Exercise goal: Scan the material and copy every line in which "color" appears.

Data shown:
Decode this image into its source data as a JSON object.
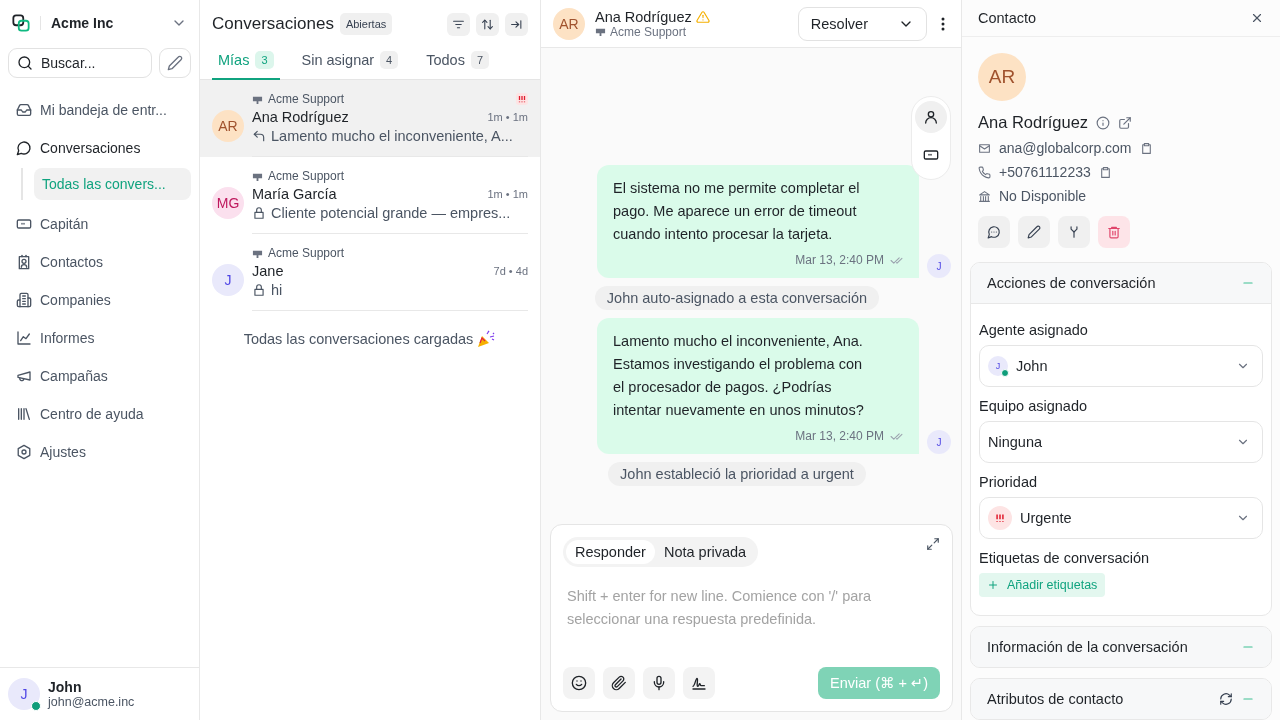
{
  "sidebar": {
    "workspace": "Acme Inc",
    "search_placeholder": "Buscar...",
    "items": [
      {
        "label": "Mi bandeja de entr...",
        "kind": "inbox",
        "selected": false
      },
      {
        "label": "Conversaciones",
        "kind": "chat",
        "selected": false,
        "children": [
          {
            "label": "Todas las convers...",
            "selected": true
          }
        ]
      },
      {
        "label": "Capitán",
        "kind": "bot",
        "selected": false
      },
      {
        "label": "Contactos",
        "kind": "contact",
        "selected": false
      },
      {
        "label": "Companies",
        "kind": "building",
        "selected": false
      },
      {
        "label": "Informes",
        "kind": "chart",
        "selected": false
      },
      {
        "label": "Campañas",
        "kind": "megaphone",
        "selected": false
      },
      {
        "label": "Centro de ayuda",
        "kind": "library",
        "selected": false
      },
      {
        "label": "Ajustes",
        "kind": "settings",
        "selected": false
      }
    ],
    "user": {
      "initials": "J",
      "name": "John",
      "email": "john@acme.inc",
      "online": true
    }
  },
  "conversations": {
    "title": "Conversaciones",
    "status": "Abiertas",
    "tabs": [
      {
        "label": "Mías",
        "count": "3",
        "selected": true
      },
      {
        "label": "Sin asignar",
        "count": "4",
        "selected": false
      },
      {
        "label": "Todos",
        "count": "7",
        "selected": false
      }
    ],
    "items": [
      {
        "inbox": "Acme Support",
        "initials": "AR",
        "color": "#fde2c4",
        "name": "Ana Rodríguez",
        "time": "1m • 1m",
        "private": false,
        "preview": "Lamento mucho el inconveniente, A...",
        "urgent": true,
        "selected": true
      },
      {
        "inbox": "Acme Support",
        "initials": "MG",
        "color": "#fbe0ee",
        "name": "María García",
        "time": "1m • 1m",
        "private": true,
        "preview": "Cliente potencial grande — empres...",
        "urgent": false,
        "selected": false
      },
      {
        "inbox": "Acme Support",
        "initials": "J",
        "color": "#e9e9fb",
        "name": "Jane",
        "time": "7d • 4d",
        "private": true,
        "preview": "hi",
        "urgent": false,
        "selected": false
      }
    ],
    "footer": "Todas las conversaciones cargadas"
  },
  "chat": {
    "initials": "AR",
    "name": "Ana Rodríguez",
    "warning": true,
    "inbox": "Acme Support",
    "resolve": "Resolver",
    "messages": [
      {
        "kind": "outgoing",
        "text": "El sistema no me permite completar el pago. Me aparece un error de timeout cuando intento procesar la tarjeta.",
        "time": "Mar 13, 2:40 PM",
        "sender": "J"
      },
      {
        "kind": "activity",
        "text": "John auto-asignado a esta conversación"
      },
      {
        "kind": "outgoing",
        "text": "Lamento mucho el inconveniente, Ana. Estamos investigando el problema con el procesador de pagos. ¿Podrías intentar nuevamente en unos minutos?",
        "time": "Mar 13, 2:40 PM",
        "sender": "J"
      },
      {
        "kind": "activity",
        "text": "John estableció la prioridad a urgent"
      }
    ],
    "composer": {
      "tabs": [
        {
          "label": "Responder",
          "selected": true
        },
        {
          "label": "Nota privada",
          "selected": false
        }
      ],
      "placeholder": "Shift + enter for new line. Comience con '/' para seleccionar una respuesta predefinida.",
      "send": "Enviar (⌘ + ↵)"
    }
  },
  "contact": {
    "title": "Contacto",
    "initials": "AR",
    "name": "Ana Rodríguez",
    "email": "ana@globalcorp.com",
    "phone": "+50761112233",
    "company": "No Disponible",
    "actions": {
      "title": "Acciones de conversación",
      "agent": {
        "label": "Agente asignado",
        "initials": "J",
        "value": "John",
        "online": true
      },
      "team": {
        "label": "Equipo asignado",
        "value": "Ninguna"
      },
      "priority": {
        "label": "Prioridad",
        "value": "Urgente",
        "kind": "urgent"
      },
      "labels": {
        "label": "Etiquetas de conversación",
        "add": "Añadir etiquetas"
      }
    },
    "sections": [
      "Información de la conversación",
      "Atributos de contacto"
    ]
  }
}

Answer section:
        "color": "#fde2c4",
        "color": "#fbe0ee",
        "color": "#e9e9fb",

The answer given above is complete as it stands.